Ian S. Williams | March 28, 2011
Accompanied by a French Division, the 51st Highland Division was sent to fight a rearguard action ensuring the safe retreat of the British and French forces at Dunkirk. The 51st Highlanders found themselves face to face with Rommel’s 7th Panzer Division. Their retreat was cut off, and they were forced to the coastal town of St. Valery-en-Caux where they hoped they would be rescued just like the troops at Dunkirk. The rescue never came. Greatly outnumbered and relentlessly bombarded by Rommel’s artillery and tanks, the 51st Highland Division surrendered on June 12, 1940. At least 8,000 members of the Division were kept in German prison camps for five years until the end of the war.
Ian S. Williams | March 20, 2011
During and immediately after the Great War there were many popular publications designed to keep the home front informed. In retrospect many might not consider them fair and balanced in their reporting, and that would be true. The purpose of these publication was to boost national morale and highlight the valour of it men on the front lines.

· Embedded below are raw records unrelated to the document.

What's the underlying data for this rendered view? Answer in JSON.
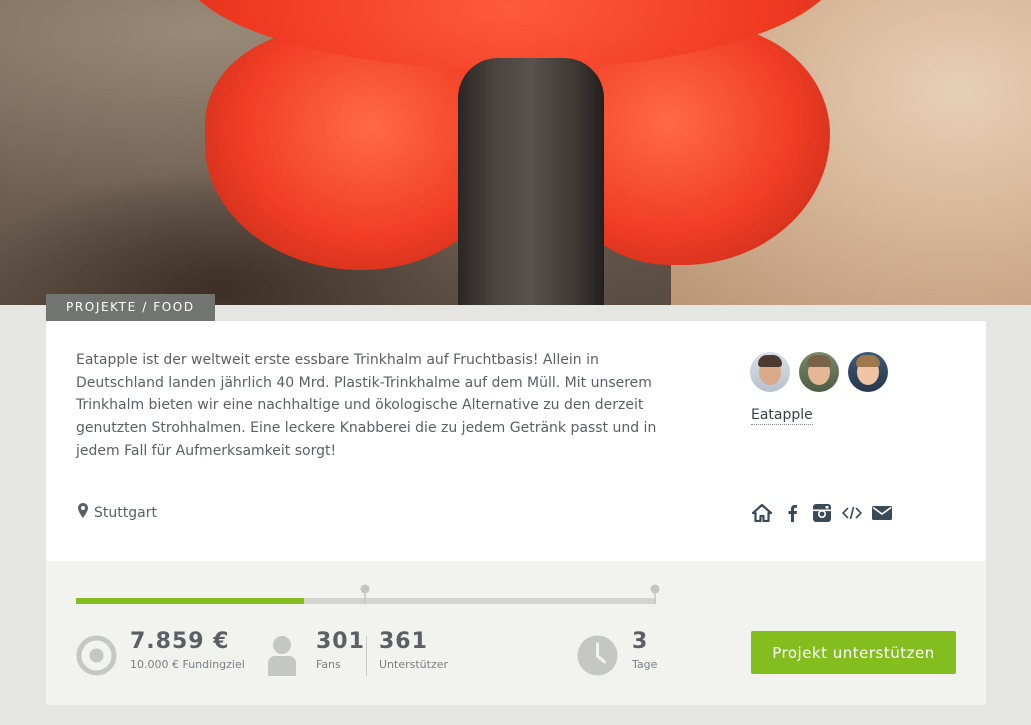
{
  "breadcrumb": "PROJEKTE / FOOD",
  "description": "Eatapple ist der weltweit erste essbare Trinkhalm auf Fruchtbasis! Allein in Deutschland landen jährlich 40 Mrd. Plastik-Trinkhalme auf dem Müll. Mit unserem Trinkhalm bieten wir eine nachhaltige und ökologische Alternative zu den derzeit genutzten Strohhalmen. Eine leckere Knabberei die zu jedem Getränk passt und in jedem Fall für Aufmerksamkeit sorgt!",
  "team": {
    "name": "Eatapple"
  },
  "location": "Stuttgart",
  "social_icons": [
    "home-icon",
    "facebook-icon",
    "instagram-icon",
    "embed-code-icon",
    "mail-icon"
  ],
  "funding": {
    "amount": "7.859 €",
    "goal_label": "10.000 € Fundingziel",
    "progress_fraction": 0.393,
    "fans": "301",
    "fans_label": "Fans",
    "supporters": "361",
    "supporters_label": "Unterstützer",
    "days": "3",
    "days_label": "Tage"
  },
  "cta": {
    "label": "Projekt unterstützen"
  },
  "colors": {
    "accent": "#84bd1e",
    "breadcrumb_bg": "#727471",
    "icon_gray": "#c5c7c4"
  }
}
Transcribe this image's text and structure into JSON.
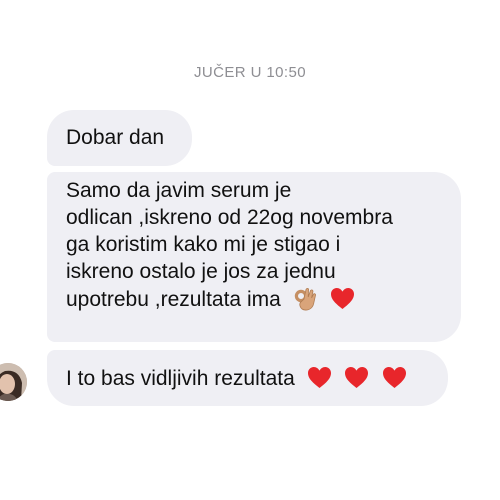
{
  "conversation": {
    "timestamp": "JUČER U 10:50",
    "messages": [
      {
        "text": "Dobar dan"
      },
      {
        "lines": [
          "Samo da javim serum je",
          "odlican ,iskreno od 22og novembra",
          "ga koristim kako mi je stigao i",
          "iskreno ostalo je jos za jednu",
          "upotrebu ,rezultata ima"
        ],
        "emojis": [
          "ok-hand-icon",
          "red-heart-icon"
        ]
      },
      {
        "text": "I to bas vidljivih rezultata",
        "emojis": [
          "red-heart-icon",
          "red-heart-icon",
          "red-heart-icon"
        ]
      }
    ]
  },
  "colors": {
    "bubble_background": "#efeff4",
    "timestamp_text": "#8e8e93",
    "heart": "#e8262b"
  }
}
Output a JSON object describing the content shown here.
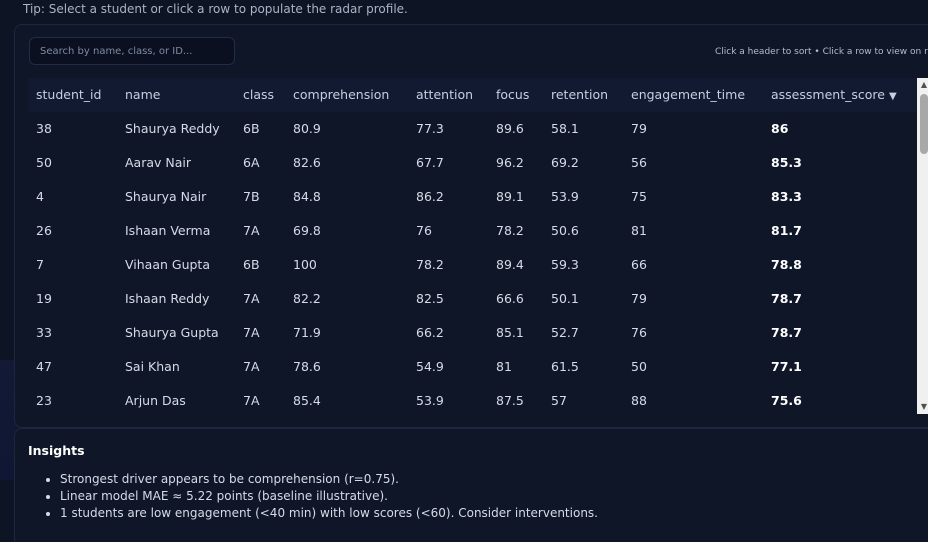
{
  "tip": "Tip: Select a student or click a row to populate the radar profile.",
  "search": {
    "placeholder": "Search by name, class, or ID..."
  },
  "hint": "Click a header to sort • Click a row to view on radar",
  "table": {
    "columns": [
      "student_id",
      "name",
      "class",
      "comprehension",
      "attention",
      "focus",
      "retention",
      "engagement_time",
      "assessment_score"
    ],
    "sorted_column": "assessment_score",
    "sort_indicator": "▼",
    "rows": [
      [
        "38",
        "Shaurya Reddy",
        "6B",
        "80.9",
        "77.3",
        "89.6",
        "58.1",
        "79",
        "86"
      ],
      [
        "50",
        "Aarav Nair",
        "6A",
        "82.6",
        "67.7",
        "96.2",
        "69.2",
        "56",
        "85.3"
      ],
      [
        "4",
        "Shaurya Nair",
        "7B",
        "84.8",
        "86.2",
        "89.1",
        "53.9",
        "75",
        "83.3"
      ],
      [
        "26",
        "Ishaan Verma",
        "7A",
        "69.8",
        "76",
        "78.2",
        "50.6",
        "81",
        "81.7"
      ],
      [
        "7",
        "Vihaan Gupta",
        "6B",
        "100",
        "78.2",
        "89.4",
        "59.3",
        "66",
        "78.8"
      ],
      [
        "19",
        "Ishaan Reddy",
        "7A",
        "82.2",
        "82.5",
        "66.6",
        "50.1",
        "79",
        "78.7"
      ],
      [
        "33",
        "Shaurya Gupta",
        "7A",
        "71.9",
        "66.2",
        "85.1",
        "52.7",
        "76",
        "78.7"
      ],
      [
        "47",
        "Sai Khan",
        "7A",
        "78.6",
        "54.9",
        "81",
        "61.5",
        "50",
        "77.1"
      ],
      [
        "23",
        "Arjun Das",
        "7A",
        "85.4",
        "53.9",
        "87.5",
        "57",
        "88",
        "75.6"
      ]
    ]
  },
  "scrollbar": {
    "up_arrow": "▲",
    "down_arrow": "▼"
  },
  "insights": {
    "title": "Insights",
    "items": [
      "Strongest driver appears to be comprehension (r=0.75).",
      "Linear model MAE ≈ 5.22 points (baseline illustrative).",
      "1 students are low engagement (<40 min) with low scores (<60). Consider interventions."
    ]
  }
}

Often artist were commissioned to illustrate an action for which no photographs could be found. In an age where combat photography was in its infancy artists were steadily employed. In this image, John F. Campbell captures the gallant action of two pipers leading their company into the fray. Piper McDonald was awarded the D.C.M. for “conspicuous gallantry” for leading the men across two lines of enemy trenches. At the third line his companion piper was shot and killed. That moment depicted by the artist captures the life and death actions of warrior pipers in battle. These images have a worth beyond that of a still archival photograph. They capture the glory and emotion in a way that a stark black and white grainy image from that era never could.